What Would Hartigan Do?

Question. Everything.


There’s an article on BBC about having too much stuff – we as a species are record-breaking hoarders of extraneous things. They liken this to our evolutionary hunger for sugar and the resultant obesity epidemic, in light of the recent advances in procuring sugar and inserting it into every conceivable edible product. I’m not entirely convinced by the analogy, as I suspect our materialism is more a product of societal and economic forces than an evolutionary desire to own things.

The solution they propose is to focus on the experiences. After all, many studies have shown that it is the experiences that we have that make us happy, whereas the happiness generated from the acquisition of material goods is fleeting and ultimately empty, because that product will almost immediately be superceded by a new, improved, updated, completely irresistably better version. My problem with this proposition is that you are asking a child to run before you teach him to breathe – if materialism is indeed evolutionary, then we must wean society off it in tiny baby steps.

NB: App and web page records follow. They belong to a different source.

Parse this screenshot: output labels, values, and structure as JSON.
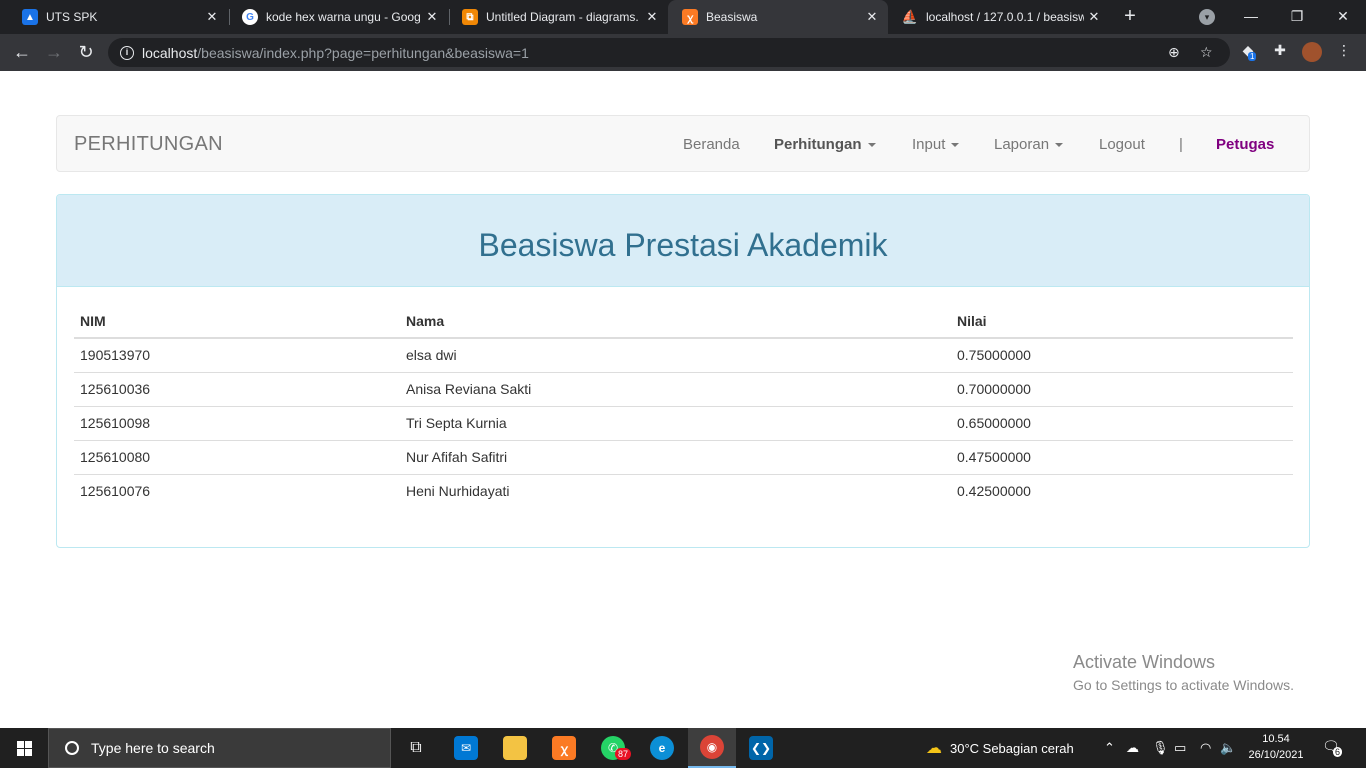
{
  "browser": {
    "tabs": [
      {
        "title": "UTS SPK",
        "icon": "classroom-icon",
        "color": "#1a73e8"
      },
      {
        "title": "kode hex warna ungu - Goog",
        "icon": "google-icon",
        "color": "#ffffff"
      },
      {
        "title": "Untitled Diagram - diagrams.",
        "icon": "drawio-icon",
        "color": "#f08705"
      },
      {
        "title": "Beasiswa",
        "icon": "xampp-icon",
        "color": "#fb7a24",
        "active": true
      },
      {
        "title": "localhost / 127.0.0.1 / beasisw",
        "icon": "phpmyadmin-icon",
        "color": "#f89c0e"
      }
    ],
    "url_host": "localhost",
    "url_path": "/beasiswa/index.php?page=perhitungan&beasiswa=1",
    "extension_badge": "1"
  },
  "navbar": {
    "brand": "PERHITUNGAN",
    "items": [
      "Beranda",
      "Perhitungan",
      "Input",
      "Laporan",
      "Logout",
      "|",
      "Petugas"
    ],
    "accent_color": "#800080"
  },
  "panel": {
    "title": "Beasiswa Prestasi Akademik",
    "heading_bg": "#d9edf7",
    "title_color": "#31708f"
  },
  "table": {
    "headers": [
      "NIM",
      "Nama",
      "Nilai"
    ],
    "rows": [
      [
        "190513970",
        "elsa dwi",
        "0.75000000"
      ],
      [
        "125610036",
        "Anisa Reviana Sakti",
        "0.70000000"
      ],
      [
        "125610098",
        "Tri Septa Kurnia",
        "0.65000000"
      ],
      [
        "125610080",
        "Nur Afifah Safitri",
        "0.47500000"
      ],
      [
        "125610076",
        "Heni Nurhidayati",
        "0.42500000"
      ]
    ]
  },
  "watermark": {
    "line1": "Activate Windows",
    "line2": "Go to Settings to activate Windows."
  },
  "taskbar": {
    "search_placeholder": "Type here to search",
    "whatsapp_badge": "87",
    "weather": "30°C  Sebagian cerah",
    "time": "10.54",
    "date": "26/10/2021",
    "notification_count": "6"
  }
}
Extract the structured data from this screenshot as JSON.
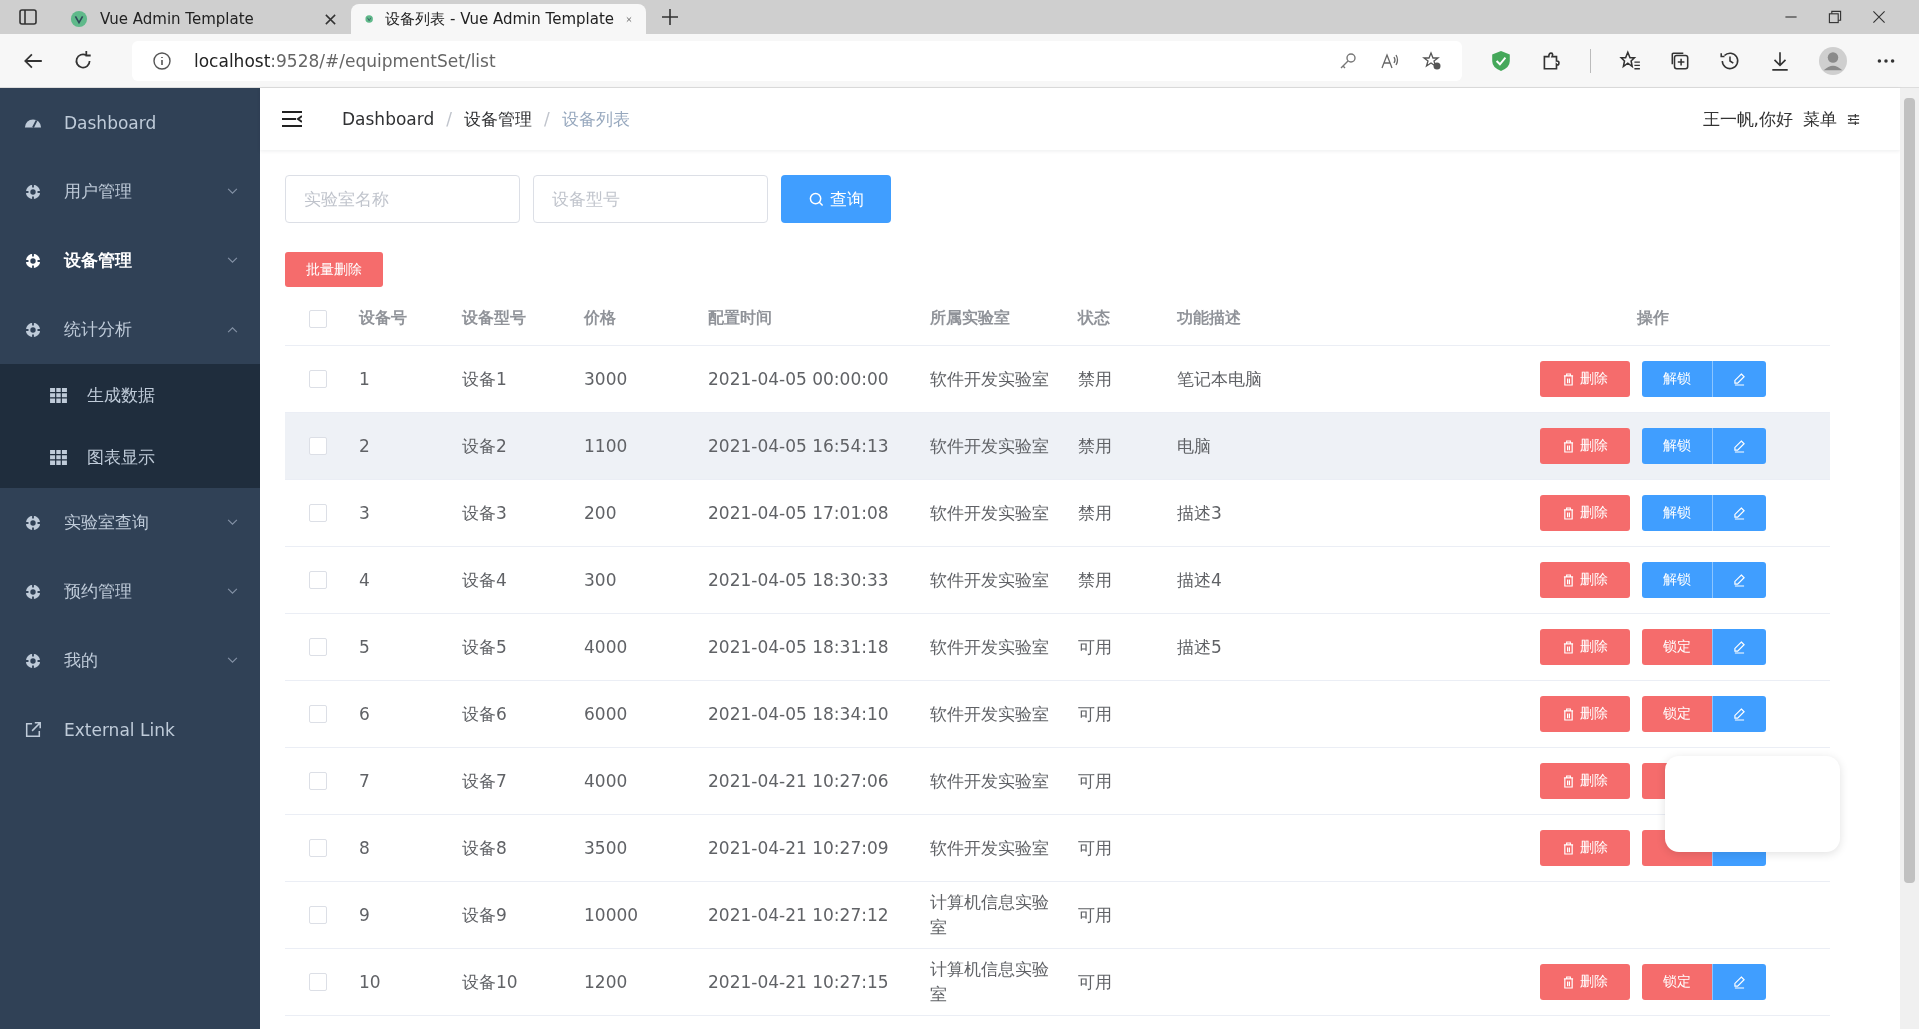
{
  "browser": {
    "tabs": [
      {
        "title": "Vue Admin Template",
        "selected": false
      },
      {
        "title": "设备列表 - Vue Admin Template",
        "selected": true
      }
    ],
    "url_host": "localhost",
    "url_path": ":9528/#/equipmentSet/list"
  },
  "sidebar": {
    "items": [
      {
        "label": "Dashboard",
        "kind": "dashboard",
        "selected": false
      },
      {
        "label": "用户管理",
        "kind": "group",
        "selected": false,
        "expanded": false
      },
      {
        "label": "设备管理",
        "kind": "group",
        "selected": true,
        "expanded": false
      },
      {
        "label": "统计分析",
        "kind": "group",
        "selected": false,
        "expanded": true,
        "children": [
          {
            "label": "生成数据"
          },
          {
            "label": "图表显示"
          }
        ]
      },
      {
        "label": "实验室查询",
        "kind": "group",
        "selected": false,
        "expanded": false
      },
      {
        "label": "预约管理",
        "kind": "group",
        "selected": false,
        "expanded": false
      },
      {
        "label": "我的",
        "kind": "group",
        "selected": false,
        "expanded": false
      },
      {
        "label": "External Link",
        "kind": "link",
        "selected": false
      }
    ]
  },
  "breadcrumb": {
    "separator": "/",
    "items": [
      "Dashboard",
      "设备管理",
      "设备列表"
    ]
  },
  "user": {
    "greeting": "王一帆,你好",
    "menu": "菜单"
  },
  "filters": {
    "lab_placeholder": "实验室名称",
    "model_placeholder": "设备型号",
    "search_button": "查询"
  },
  "batch_delete": "批量删除",
  "table": {
    "select_all_checked": false,
    "columns": [
      "设备号",
      "设备型号",
      "价格",
      "配置时间",
      "所属实验室",
      "状态",
      "功能描述",
      "操作"
    ],
    "rows": [
      {
        "checked": false,
        "id": "1",
        "model": "设备1",
        "price": "3000",
        "time": "2021-04-05 00:00:00",
        "lab": "软件开发实验室",
        "status": "禁用",
        "desc": "笔记本电脑",
        "highlighted": false,
        "color": "#409eff",
        "kind": "full",
        "delete_label": "删除",
        "lock_label": "解锁"
      },
      {
        "checked": false,
        "id": "2",
        "model": "设备2",
        "price": "1100",
        "time": "2021-04-05 16:54:13",
        "lab": "软件开发实验室",
        "status": "禁用",
        "desc": "电脑",
        "highlighted": true,
        "color": "#409eff",
        "kind": "full",
        "delete_label": "删除",
        "lock_label": "解锁"
      },
      {
        "checked": false,
        "id": "3",
        "model": "设备3",
        "price": "200",
        "time": "2021-04-05 17:01:08",
        "lab": "软件开发实验室",
        "status": "禁用",
        "desc": "描述3",
        "highlighted": false,
        "color": "#409eff",
        "kind": "full",
        "delete_label": "删除",
        "lock_label": "解锁"
      },
      {
        "checked": false,
        "id": "4",
        "model": "设备4",
        "price": "300",
        "time": "2021-04-05 18:30:33",
        "lab": "软件开发实验室",
        "status": "禁用",
        "desc": "描述4",
        "highlighted": false,
        "color": "#409eff",
        "kind": "full",
        "delete_label": "删除",
        "lock_label": "解锁"
      },
      {
        "checked": false,
        "id": "5",
        "model": "设备5",
        "price": "4000",
        "time": "2021-04-05 18:31:18",
        "lab": "软件开发实验室",
        "status": "可用",
        "desc": "描述5",
        "highlighted": false,
        "color": "#f56c6c",
        "kind": "full",
        "delete_label": "删除",
        "lock_label": "锁定"
      },
      {
        "checked": false,
        "id": "6",
        "model": "设备6",
        "price": "6000",
        "time": "2021-04-05 18:34:10",
        "lab": "软件开发实验室",
        "status": "可用",
        "highlighted": false,
        "color": "#f56c6c",
        "kind": "full",
        "delete_label": "删除",
        "lock_label": "锁定"
      },
      {
        "checked": false,
        "id": "7",
        "model": "设备7",
        "price": "4000",
        "time": "2021-04-21 10:27:06",
        "lab": "软件开发实验室",
        "status": "可用",
        "highlighted": false,
        "color": "#f56c6c",
        "kind": "covered_top",
        "delete_label": "删除"
      },
      {
        "checked": false,
        "id": "8",
        "model": "设备8",
        "price": "3500",
        "time": "2021-04-21 10:27:09",
        "lab": "软件开发实验室",
        "status": "可用",
        "highlighted": false,
        "color": "#f56c6c",
        "kind": "covered",
        "delete_label": "删除"
      },
      {
        "checked": false,
        "id": "9",
        "model": "设备9",
        "price": "10000",
        "time": "2021-04-21 10:27:12",
        "lab": "计算机信息实验室",
        "status": "可用",
        "highlighted": false,
        "kind": "none"
      },
      {
        "checked": false,
        "id": "10",
        "model": "设备10",
        "price": "1200",
        "time": "2021-04-21 10:27:15",
        "lab": "计算机信息实验室",
        "status": "可用",
        "highlighted": false,
        "color": "#f56c6c",
        "kind": "full",
        "delete_label": "删除",
        "lock_label": "锁定"
      }
    ]
  }
}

The first step is to realize that materialism is an integral part of economic growth (whatever that means). If everyone woke up the next day content with their lives and the products that control them, our economy would collapse. Anarchy would ensue, but happiness would prevail. To ensure that this doesn’t happen, society must resort to manufactured materialism. We bombard people with advertisements offering a glimpse into a better life, full of luxury and decadence, attainable if you buy this particular product for only $99.95. We make every possible holiday an excuse to go shopping and exchanging worthless gifts, all in the name of goodness and charity. We happily ignore the fact that there are more slaves now than at any time in human history – many of whom are slave-workers of the garment industry – so that we can feel like we’re getting a tremendous bargain when we buy some trendy fashion item from H&M that we will throw away before the next fashion cycle. So really, it’s not your fault if you’re materialistic – the whole Western world is counting on it.

Stay tuned for part two.